2. Cannery – A group who melded hardware and software together for an important community project. They used android and several shields to graph out data sets in Boston. These would include temperature, noise level etc.

3. Battlestars – A very organized group that developed an app for used with charity runs, whereby donors got alerted as the person runs the course passing set milestones.


In summary this was a blast and hope more people sign up to attend this series!


Android and Robotium (To the rescue!)



Ah, I love a good regression suit that passes after check-in!

This is where Robotium is really making a big difference for me especially as I try and adhere to Acceptance Test Driven Development, ATDD. The basis of ATDD is designing a test around the acceptance criteria/success measures of a story/task/use-case. This is done before development and once you have it passing, that is it – development is done (ok.. plus any cleanup, re-factoring..)!

Given a story, we break this down into the individual tasks the user takes and each task will have an ATDD test.

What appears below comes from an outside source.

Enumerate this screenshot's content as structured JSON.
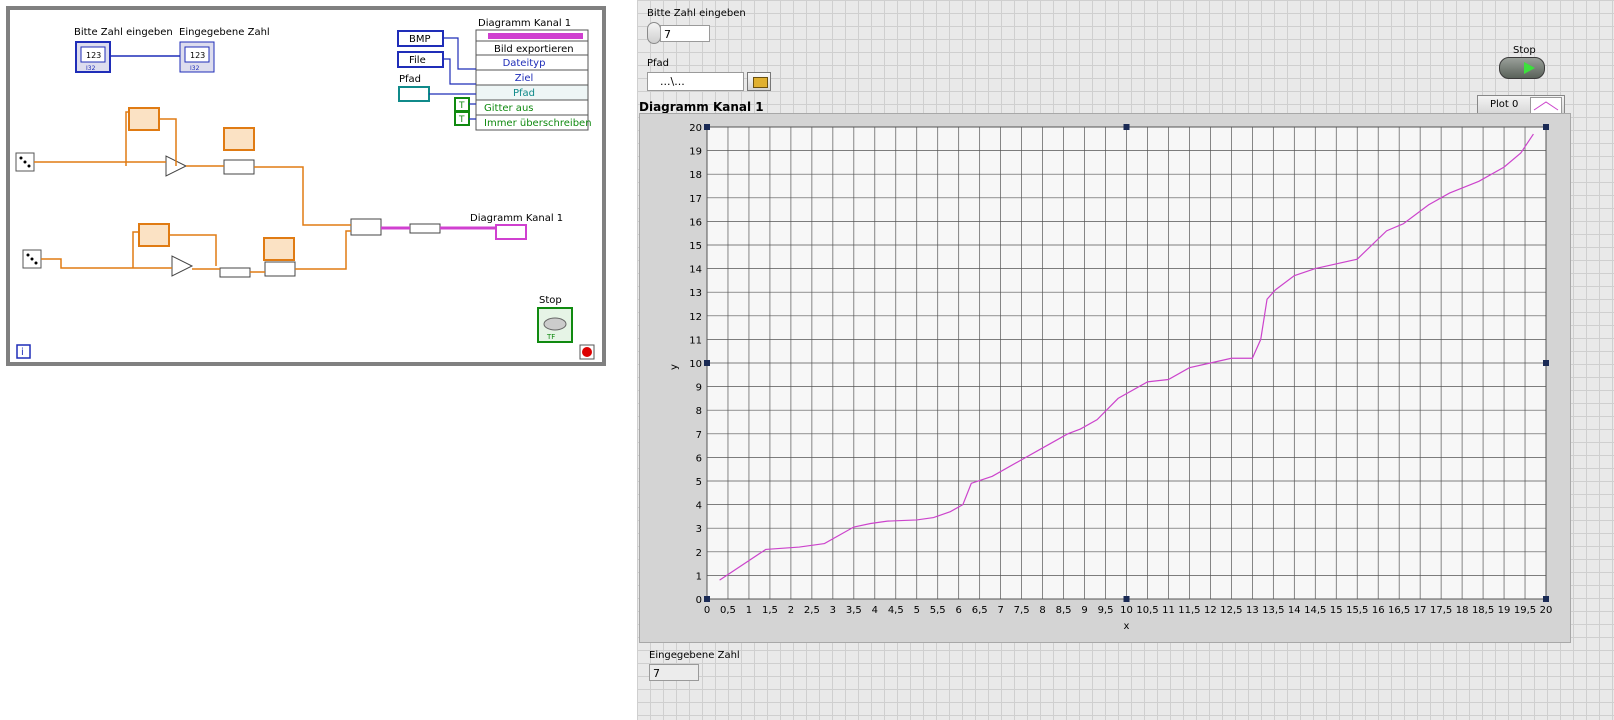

Our story is:

As a User,
I want to find a bar,
So that I can see it's menu

When we break this story down into its individual tasks we get the following list:

1. User clicks “Find Bar” button from the main menu

2. User enters bar name into input field and selects “Search”

3. User is returned the bar’s menu

So each of these becomes a test case which starting off all fail:

package com.robotium.test;
import com.robotium.solo.Solo;
import com.balortech.MainActivity;
import android.test.ActivityInstrumentationTestCase2;
public class BreezeTest extends ActivityInstrumentationTestCase2{
	private Solo solo;
	public BreezeTestTest() {
	public void setUp() throws 1.5.0/docs/api/java/lang/Exception.html">Exception {
		//setUp() is run before a test case is started. 
		//This is where the solo object is created.
		solo = new Solo(getInstrumentation(), getActivity());
	public void tearDown() throws 1.5.0/docs/api/java/lang/Exception.html">Exception {
		//tearDown() is run after a test case has finished. 
		//finishOpenedActivities() will finish all the activities that have been opened during the test execution.
	public void testMainMenuFindBar() throws 1.5.0/docs/api/java/lang/Exception.html">Exception {
		assertTrue("Main Menu's Find Bar button sends the user to the right activity", false); 
	public void testFindBarSearch() throws 1.5.0/docs/api/java/lang/Exception.html">Exception {
		assertTrue("Entering a bar's name in the search field send the user to the results", false); 
	public void testBarMenu() throws 1.5.0/docs/api/java/lang/Exception.html">Exception {
		assertTrue("The bar's result page shows up correctly", false); 

Then taking the first test we start to build out it out:

public void testMainMenuFindBar() throws 1.5.0/docs/api/java/lang/Exception.html">Exception {
		solo.clickOnMenuItem("Find Bar");
		//Assert that NoteEditor activity is opened
		solo.assertCurrentActivity("Main Menu's Find Bar button sends the user to the right activity", "FindBar"); 

At this point we leave the ATDD and begin building up our Unit Tests and the code to drive those – again the Unit Test written first, implement the java to pass it and so on. At the end when the final Unit Test passes, the ATDD test should pass. Then on to the next one!

Happy testing folks 😉